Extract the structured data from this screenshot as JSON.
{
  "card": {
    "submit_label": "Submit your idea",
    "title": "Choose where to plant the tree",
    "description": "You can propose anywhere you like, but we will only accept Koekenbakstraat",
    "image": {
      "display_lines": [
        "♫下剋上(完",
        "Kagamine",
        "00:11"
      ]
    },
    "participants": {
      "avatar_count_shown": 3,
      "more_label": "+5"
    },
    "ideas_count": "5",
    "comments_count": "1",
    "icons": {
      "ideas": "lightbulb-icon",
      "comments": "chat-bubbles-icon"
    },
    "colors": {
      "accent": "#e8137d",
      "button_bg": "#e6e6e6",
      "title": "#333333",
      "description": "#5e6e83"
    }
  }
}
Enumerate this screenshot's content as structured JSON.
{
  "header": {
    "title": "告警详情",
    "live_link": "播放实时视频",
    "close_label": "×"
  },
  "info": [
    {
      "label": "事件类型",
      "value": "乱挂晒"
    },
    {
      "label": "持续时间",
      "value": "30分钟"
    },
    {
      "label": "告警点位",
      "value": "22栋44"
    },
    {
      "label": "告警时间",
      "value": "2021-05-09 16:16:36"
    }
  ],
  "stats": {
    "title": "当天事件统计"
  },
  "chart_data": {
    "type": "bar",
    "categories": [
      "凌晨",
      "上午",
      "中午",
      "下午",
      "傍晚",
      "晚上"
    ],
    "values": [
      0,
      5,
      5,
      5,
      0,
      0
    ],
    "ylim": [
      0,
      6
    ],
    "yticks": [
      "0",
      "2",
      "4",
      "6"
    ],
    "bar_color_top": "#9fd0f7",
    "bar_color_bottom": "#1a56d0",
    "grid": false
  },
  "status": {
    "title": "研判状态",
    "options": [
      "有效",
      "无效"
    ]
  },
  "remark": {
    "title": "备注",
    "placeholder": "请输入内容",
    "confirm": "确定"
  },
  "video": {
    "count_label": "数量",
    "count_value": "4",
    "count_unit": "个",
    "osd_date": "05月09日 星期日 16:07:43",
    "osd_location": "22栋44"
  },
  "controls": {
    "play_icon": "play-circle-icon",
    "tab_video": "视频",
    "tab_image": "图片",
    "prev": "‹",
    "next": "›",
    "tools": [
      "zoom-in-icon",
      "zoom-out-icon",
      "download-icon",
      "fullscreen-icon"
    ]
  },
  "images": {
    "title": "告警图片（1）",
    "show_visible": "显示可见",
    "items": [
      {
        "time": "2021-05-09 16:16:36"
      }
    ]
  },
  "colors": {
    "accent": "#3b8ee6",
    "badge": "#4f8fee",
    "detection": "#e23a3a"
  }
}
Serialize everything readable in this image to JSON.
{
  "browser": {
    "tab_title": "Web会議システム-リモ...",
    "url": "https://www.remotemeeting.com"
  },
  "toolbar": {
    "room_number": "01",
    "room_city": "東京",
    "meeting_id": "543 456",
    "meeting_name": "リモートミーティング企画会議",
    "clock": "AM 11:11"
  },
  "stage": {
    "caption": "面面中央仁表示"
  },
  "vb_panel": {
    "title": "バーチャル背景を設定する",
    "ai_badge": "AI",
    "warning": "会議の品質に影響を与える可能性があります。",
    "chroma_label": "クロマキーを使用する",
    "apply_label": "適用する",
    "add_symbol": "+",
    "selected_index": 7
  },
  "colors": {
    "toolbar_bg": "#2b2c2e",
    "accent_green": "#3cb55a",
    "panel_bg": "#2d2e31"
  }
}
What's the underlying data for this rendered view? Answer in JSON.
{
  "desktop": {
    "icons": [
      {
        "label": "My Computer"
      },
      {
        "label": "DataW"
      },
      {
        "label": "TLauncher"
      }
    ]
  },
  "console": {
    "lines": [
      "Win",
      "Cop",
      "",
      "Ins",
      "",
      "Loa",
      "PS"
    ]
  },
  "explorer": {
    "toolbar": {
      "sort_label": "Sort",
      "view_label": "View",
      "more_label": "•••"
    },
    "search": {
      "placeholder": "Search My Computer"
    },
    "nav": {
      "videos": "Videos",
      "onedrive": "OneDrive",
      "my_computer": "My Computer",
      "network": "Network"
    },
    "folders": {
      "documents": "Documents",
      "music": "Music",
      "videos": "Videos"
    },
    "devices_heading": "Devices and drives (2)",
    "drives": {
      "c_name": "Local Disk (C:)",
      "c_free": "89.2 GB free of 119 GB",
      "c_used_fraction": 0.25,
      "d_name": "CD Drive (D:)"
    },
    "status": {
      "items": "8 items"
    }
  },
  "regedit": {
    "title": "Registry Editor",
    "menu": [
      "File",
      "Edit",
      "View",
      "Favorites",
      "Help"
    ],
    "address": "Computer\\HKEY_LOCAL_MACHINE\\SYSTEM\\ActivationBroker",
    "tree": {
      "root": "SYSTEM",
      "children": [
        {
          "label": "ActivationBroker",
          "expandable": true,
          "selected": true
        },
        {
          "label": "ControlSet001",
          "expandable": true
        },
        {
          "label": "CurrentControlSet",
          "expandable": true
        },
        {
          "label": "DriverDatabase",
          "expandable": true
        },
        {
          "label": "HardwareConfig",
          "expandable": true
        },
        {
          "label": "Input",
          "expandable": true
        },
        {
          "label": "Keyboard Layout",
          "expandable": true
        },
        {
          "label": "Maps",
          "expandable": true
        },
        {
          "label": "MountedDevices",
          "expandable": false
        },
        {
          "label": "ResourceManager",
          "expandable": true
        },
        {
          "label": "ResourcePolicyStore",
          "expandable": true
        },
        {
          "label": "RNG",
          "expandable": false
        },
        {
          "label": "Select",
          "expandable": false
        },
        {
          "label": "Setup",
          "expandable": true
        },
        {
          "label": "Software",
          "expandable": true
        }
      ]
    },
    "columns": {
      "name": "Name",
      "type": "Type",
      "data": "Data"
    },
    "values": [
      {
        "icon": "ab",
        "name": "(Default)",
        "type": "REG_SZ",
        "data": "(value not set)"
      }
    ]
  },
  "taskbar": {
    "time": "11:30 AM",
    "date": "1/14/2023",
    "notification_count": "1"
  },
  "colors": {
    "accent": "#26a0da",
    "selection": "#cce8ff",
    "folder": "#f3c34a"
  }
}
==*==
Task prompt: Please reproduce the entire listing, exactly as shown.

Response to this task:
Extract the structured data from this screenshot as JSON.
{
  "card": {
    "submit_label": "Submit your idea",
    "title": "Choose where to plant the tree",
    "description": "You can propose anywhere you like, but we will only accept Koekenbakstraat",
    "image": {
      "display_lines": [
        "♫下剋上(完",
        "Kagamine",
        "00:11"
      ]
    },
    "participants": {
      "avatar_count_shown": 3,
      "more_label": "+5"
    },
    "ideas_count": "5",
    "comments_count": "1",
    "icons": {
      "ideas": "lightbulb-icon",
      "comments": "chat-bubbles-icon"
    },
    "colors": {
      "accent": "#e8137d",
      "button_bg": "#e6e6e6",
      "title": "#333333",
      "description": "#5e6e83"
    }
  }
}
Enumerate this screenshot's content as structured JSON.
{
  "header": {
    "title": "告警详情",
    "live_link": "播放实时视频",
    "close_label": "×"
  },
  "info": [
    {
      "label": "事件类型",
      "value": "乱挂晒"
    },
    {
      "label": "持续时间",
      "value": "30分钟"
    },
    {
      "label": "告警点位",
      "value": "22栋44"
    },
    {
      "label": "告警时间",
      "value": "2021-05-09 16:16:36"
    }
  ],
  "stats": {
    "title": "当天事件统计"
  },
  "chart_data": {
    "type": "bar",
    "categories": [
      "凌晨",
      "上午",
      "中午",
      "下午",
      "傍晚",
      "晚上"
    ],
    "values": [
      0,
      5,
      5,
      5,
      0,
      0
    ],
    "ylim": [
      0,
      6
    ],
    "yticks": [
      "0",
      "2",
      "4",
      "6"
    ],
    "bar_color_top": "#9fd0f7",
    "bar_color_bottom": "#1a56d0",
    "grid": false
  },
  "status": {
    "title": "研判状态",
    "options": [
      "有效",
      "无效"
    ]
  },
  "remark": {
    "title": "备注",
    "placeholder": "请输入内容",
    "confirm": "确定"
  },
  "video": {
    "count_label": "数量",
    "count_value": "4",
    "count_unit": "个",
    "osd_date": "05月09日 星期日 16:07:43",
    "osd_location": "22栋44"
  },
  "controls": {
    "play_icon": "play-circle-icon",
    "tab_video": "视频",
    "tab_image": "图片",
    "prev": "‹",
    "next": "›",
    "tools": [
      "zoom-in-icon",
      "zoom-out-icon",
      "download-icon",
      "fullscreen-icon"
    ]
  },
  "images": {
    "title": "告警图片（1）",
    "show_visible": "显示可见",
    "items": [
      {
        "time": "2021-05-09 16:16:36"
      }
    ]
  },
  "colors": {
    "accent": "#3b8ee6",
    "badge": "#4f8fee",
    "detection": "#e23a3a"
  }
}
Serialize everything readable in this image to JSON.
{
  "browser": {
    "tab_title": "Web会議システム-リモ...",
    "url": "https://www.remotemeeting.com"
  },
  "toolbar": {
    "room_number": "01",
    "room_city": "東京",
    "meeting_id": "543 456",
    "meeting_name": "リモートミーティング企画会議",
    "clock": "AM 11:11"
  },
  "stage": {
    "caption": "面面中央仁表示"
  },
  "vb_panel": {
    "title": "バーチャル背景を設定する",
    "ai_badge": "AI",
    "warning": "会議の品質に影響を与える可能性があります。",
    "chroma_label": "クロマキーを使用する",
    "apply_label": "適用する",
    "add_symbol": "+",
    "selected_index": 7
  },
  "colors": {
    "toolbar_bg": "#2b2c2e",
    "accent_green": "#3cb55a",
    "panel_bg": "#2d2e31"
  }
}
What's the underlying data for this rendered view? Answer in JSON.
{
  "desktop": {
    "icons": [
      {
        "label": "My Computer"
      },
      {
        "label": "DataW"
      },
      {
        "label": "TLauncher"
      }
    ]
  },
  "console": {
    "lines": [
      "Win",
      "Cop",
      "",
      "Ins",
      "",
      "Loa",
      "PS"
    ]
  },
  "explorer": {
    "toolbar": {
      "sort_label": "Sort",
      "view_label": "View",
      "more_label": "•••"
    },
    "search": {
      "placeholder": "Search My Computer"
    },
    "nav": {
      "videos": "Videos",
      "onedrive": "OneDrive",
      "my_computer": "My Computer",
      "network": "Network"
    },
    "folders": {
      "documents": "Documents",
      "music": "Music",
      "videos": "Videos"
    },
    "devices_heading": "Devices and drives (2)",
    "drives": {
      "c_name": "Local Disk (C:)",
      "c_free": "89.2 GB free of 119 GB",
      "c_used_fraction": 0.25,
      "d_name": "CD Drive (D:)"
    },
    "status": {
      "items": "8 items"
    }
  },
  "regedit": {
    "title": "Registry Editor",
    "menu": [
      "File",
      "Edit",
      "View",
      "Favorites",
      "Help"
    ],
    "address": "Computer\\HKEY_LOCAL_MACHINE\\SYSTEM\\ActivationBroker",
    "tree": {
      "root": "SYSTEM",
      "children": [
        {
          "label": "ActivationBroker",
          "expandable": true,
          "selected": true
        },
        {
          "label": "ControlSet001",
          "expandable": true
        },
        {
          "label": "CurrentControlSet",
          "expandable": true
        },
        {
          "label": "DriverDatabase",
          "expandable": true
        },
        {
          "label": "HardwareConfig",
          "expandable": true
        },
        {
          "label": "Input",
          "expandable": true
        },
        {
          "label": "Keyboard Layout",
          "expandable": true
        },
        {
          "label": "Maps",
          "expandable": true
        },
        {
          "label": "MountedDevices",
          "expandable": false
        },
        {
          "label": "ResourceManager",
          "expandable": true
        },
        {
          "label": "ResourcePolicyStore",
          "expandable": true
        },
        {
          "label": "RNG",
          "expandable": false
        },
        {
          "label": "Select",
          "expandable": false
        },
        {
          "label": "Setup",
          "expandable": true
        },
        {
          "label": "Software",
          "expandable": true
        }
      ]
    },
    "columns": {
      "name": "Name",
      "type": "Type",
      "data": "Data"
    },
    "values": [
      {
        "icon": "ab",
        "name": "(Default)",
        "type": "REG_SZ",
        "data": "(value not set)"
      }
    ]
  },
  "taskbar": {
    "time": "11:30 AM",
    "date": "1/14/2023",
    "notification_count": "1"
  },
  "colors": {
    "accent": "#26a0da",
    "selection": "#cce8ff",
    "folder": "#f3c34a"
  }
}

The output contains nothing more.